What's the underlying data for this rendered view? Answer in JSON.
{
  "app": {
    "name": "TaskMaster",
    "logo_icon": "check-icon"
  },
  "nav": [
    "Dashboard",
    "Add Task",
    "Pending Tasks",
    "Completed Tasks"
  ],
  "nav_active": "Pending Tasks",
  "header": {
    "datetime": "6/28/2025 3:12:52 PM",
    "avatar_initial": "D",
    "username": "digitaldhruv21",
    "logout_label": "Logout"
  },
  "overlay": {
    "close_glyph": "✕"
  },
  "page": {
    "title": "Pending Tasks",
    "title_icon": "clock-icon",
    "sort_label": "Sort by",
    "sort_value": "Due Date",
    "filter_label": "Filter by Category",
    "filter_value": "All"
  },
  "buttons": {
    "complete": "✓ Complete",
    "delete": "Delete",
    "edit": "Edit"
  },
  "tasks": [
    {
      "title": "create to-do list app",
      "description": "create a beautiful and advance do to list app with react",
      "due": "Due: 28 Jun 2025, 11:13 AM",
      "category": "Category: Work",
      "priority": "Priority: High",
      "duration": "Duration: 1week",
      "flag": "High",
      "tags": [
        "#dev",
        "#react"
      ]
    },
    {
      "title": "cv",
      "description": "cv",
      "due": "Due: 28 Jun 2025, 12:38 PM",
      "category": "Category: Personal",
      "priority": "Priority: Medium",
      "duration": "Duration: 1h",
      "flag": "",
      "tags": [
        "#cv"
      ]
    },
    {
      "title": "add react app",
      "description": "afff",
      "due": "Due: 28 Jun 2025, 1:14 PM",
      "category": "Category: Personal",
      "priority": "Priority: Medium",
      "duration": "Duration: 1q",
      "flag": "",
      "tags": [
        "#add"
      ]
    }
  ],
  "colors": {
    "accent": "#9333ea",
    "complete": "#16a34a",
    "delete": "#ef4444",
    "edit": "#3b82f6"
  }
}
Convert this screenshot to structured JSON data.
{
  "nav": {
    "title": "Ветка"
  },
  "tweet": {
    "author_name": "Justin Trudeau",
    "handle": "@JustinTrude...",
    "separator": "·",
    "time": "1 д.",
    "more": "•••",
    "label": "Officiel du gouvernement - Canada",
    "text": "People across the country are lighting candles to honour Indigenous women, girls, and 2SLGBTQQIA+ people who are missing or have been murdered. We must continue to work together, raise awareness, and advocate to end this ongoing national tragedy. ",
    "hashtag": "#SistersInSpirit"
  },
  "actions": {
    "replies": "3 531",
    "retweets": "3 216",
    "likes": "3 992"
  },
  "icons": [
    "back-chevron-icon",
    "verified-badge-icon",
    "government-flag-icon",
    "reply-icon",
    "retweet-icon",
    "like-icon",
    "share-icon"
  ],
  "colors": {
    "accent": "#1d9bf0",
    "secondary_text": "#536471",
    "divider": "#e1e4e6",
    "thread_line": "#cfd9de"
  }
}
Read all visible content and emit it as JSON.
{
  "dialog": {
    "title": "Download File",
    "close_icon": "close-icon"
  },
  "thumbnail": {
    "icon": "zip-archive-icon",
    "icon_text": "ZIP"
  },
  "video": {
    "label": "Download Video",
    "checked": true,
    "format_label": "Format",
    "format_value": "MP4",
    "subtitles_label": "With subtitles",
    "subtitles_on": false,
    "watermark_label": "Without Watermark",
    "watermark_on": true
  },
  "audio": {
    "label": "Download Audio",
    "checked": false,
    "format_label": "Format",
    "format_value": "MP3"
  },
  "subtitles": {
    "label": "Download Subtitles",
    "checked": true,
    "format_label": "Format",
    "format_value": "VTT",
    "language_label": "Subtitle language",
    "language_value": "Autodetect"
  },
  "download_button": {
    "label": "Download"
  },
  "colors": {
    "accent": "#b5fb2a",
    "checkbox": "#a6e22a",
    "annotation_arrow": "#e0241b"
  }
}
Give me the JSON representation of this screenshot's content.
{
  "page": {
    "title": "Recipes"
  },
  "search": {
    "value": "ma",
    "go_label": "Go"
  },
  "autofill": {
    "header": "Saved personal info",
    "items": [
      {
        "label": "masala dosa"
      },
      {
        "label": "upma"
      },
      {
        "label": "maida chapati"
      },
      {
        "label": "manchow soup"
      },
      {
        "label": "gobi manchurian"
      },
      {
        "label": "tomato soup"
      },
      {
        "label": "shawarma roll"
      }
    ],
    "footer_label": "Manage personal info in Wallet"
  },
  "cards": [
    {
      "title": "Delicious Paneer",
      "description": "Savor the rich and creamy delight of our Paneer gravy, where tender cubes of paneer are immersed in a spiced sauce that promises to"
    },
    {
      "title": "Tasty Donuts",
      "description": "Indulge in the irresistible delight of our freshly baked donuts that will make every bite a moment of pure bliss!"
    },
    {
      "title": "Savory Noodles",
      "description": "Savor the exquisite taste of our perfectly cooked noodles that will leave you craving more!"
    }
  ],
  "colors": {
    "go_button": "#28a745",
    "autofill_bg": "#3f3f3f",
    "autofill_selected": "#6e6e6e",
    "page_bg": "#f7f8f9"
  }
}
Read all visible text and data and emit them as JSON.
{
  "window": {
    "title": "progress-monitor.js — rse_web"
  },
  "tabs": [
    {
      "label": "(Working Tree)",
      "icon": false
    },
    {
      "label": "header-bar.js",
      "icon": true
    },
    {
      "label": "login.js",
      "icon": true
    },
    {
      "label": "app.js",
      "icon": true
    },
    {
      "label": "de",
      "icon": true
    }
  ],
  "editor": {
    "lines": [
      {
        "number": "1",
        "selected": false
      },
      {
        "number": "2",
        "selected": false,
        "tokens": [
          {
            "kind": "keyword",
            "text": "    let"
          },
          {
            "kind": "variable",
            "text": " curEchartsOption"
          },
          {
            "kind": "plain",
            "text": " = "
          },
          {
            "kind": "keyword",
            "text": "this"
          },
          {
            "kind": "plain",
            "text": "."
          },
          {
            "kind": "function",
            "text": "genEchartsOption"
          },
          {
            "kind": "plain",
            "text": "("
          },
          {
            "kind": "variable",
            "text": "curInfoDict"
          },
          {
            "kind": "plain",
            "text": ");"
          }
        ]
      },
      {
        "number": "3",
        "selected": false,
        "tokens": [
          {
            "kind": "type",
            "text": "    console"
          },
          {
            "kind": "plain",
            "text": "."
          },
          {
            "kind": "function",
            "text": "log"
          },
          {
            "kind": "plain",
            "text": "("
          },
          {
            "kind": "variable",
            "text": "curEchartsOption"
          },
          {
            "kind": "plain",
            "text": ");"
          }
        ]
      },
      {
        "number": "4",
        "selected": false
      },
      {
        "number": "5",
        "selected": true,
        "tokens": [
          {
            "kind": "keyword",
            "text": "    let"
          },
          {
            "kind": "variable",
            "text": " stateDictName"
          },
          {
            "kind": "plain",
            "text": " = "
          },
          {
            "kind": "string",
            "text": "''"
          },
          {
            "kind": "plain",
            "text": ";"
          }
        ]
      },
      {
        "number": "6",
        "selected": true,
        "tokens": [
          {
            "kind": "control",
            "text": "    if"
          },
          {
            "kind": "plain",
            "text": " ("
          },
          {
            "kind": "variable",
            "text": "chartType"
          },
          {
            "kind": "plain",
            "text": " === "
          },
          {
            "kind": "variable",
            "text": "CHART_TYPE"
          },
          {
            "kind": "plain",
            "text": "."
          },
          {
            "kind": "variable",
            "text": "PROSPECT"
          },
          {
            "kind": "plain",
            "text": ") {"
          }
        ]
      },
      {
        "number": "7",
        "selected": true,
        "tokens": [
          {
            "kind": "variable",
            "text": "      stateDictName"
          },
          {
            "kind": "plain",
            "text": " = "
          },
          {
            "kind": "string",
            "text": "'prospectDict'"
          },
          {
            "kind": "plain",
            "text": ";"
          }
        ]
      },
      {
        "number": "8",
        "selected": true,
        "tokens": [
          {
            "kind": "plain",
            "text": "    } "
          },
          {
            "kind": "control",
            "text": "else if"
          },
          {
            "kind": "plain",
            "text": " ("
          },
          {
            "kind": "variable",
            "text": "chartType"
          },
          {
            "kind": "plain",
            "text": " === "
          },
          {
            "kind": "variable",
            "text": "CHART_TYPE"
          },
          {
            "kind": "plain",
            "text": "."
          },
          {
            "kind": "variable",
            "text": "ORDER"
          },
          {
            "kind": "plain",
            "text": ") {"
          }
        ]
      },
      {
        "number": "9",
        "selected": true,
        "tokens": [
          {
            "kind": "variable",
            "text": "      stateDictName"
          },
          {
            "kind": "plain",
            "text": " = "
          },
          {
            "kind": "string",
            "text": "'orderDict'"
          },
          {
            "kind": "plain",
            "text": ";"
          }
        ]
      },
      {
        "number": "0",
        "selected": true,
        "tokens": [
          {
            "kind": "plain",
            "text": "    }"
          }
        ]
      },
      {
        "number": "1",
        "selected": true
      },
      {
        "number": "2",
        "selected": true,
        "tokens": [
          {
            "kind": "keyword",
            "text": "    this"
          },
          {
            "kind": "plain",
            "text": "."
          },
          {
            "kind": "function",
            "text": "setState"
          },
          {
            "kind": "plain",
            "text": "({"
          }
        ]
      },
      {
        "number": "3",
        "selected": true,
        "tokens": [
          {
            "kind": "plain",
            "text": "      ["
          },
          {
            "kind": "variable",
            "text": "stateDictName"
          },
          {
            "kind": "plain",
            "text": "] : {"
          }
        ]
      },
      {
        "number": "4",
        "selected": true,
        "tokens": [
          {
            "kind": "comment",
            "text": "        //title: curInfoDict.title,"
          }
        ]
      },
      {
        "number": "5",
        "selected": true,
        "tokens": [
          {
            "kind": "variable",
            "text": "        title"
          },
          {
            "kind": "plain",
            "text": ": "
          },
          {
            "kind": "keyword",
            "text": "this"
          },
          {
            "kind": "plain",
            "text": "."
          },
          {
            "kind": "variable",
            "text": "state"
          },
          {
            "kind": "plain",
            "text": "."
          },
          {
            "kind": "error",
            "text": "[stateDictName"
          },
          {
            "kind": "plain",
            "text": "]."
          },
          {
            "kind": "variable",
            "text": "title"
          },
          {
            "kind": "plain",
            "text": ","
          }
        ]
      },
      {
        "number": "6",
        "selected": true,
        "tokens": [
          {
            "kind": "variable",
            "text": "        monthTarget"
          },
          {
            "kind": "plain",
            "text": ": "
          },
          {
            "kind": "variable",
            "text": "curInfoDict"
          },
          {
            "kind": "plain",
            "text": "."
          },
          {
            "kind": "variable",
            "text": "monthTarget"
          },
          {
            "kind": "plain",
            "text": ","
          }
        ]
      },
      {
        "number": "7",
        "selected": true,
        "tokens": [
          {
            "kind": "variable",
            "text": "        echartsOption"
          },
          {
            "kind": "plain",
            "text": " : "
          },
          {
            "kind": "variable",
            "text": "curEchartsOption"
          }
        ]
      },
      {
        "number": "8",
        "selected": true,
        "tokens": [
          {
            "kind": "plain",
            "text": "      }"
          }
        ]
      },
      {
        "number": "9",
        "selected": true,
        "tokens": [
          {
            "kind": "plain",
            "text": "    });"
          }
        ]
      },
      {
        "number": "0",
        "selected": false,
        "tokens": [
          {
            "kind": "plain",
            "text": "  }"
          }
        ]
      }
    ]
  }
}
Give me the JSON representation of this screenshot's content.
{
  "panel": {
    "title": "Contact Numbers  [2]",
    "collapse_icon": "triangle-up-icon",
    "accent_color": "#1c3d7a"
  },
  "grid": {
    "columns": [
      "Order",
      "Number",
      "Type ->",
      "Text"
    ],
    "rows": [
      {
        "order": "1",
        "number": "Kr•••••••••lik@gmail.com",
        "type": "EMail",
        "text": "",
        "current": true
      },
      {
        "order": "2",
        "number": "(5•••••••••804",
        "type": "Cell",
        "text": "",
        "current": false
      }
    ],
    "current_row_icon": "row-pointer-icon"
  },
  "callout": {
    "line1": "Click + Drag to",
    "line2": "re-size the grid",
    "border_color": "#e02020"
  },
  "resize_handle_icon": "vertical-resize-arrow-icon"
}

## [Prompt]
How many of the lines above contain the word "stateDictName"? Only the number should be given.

## [Result of the exercise]
5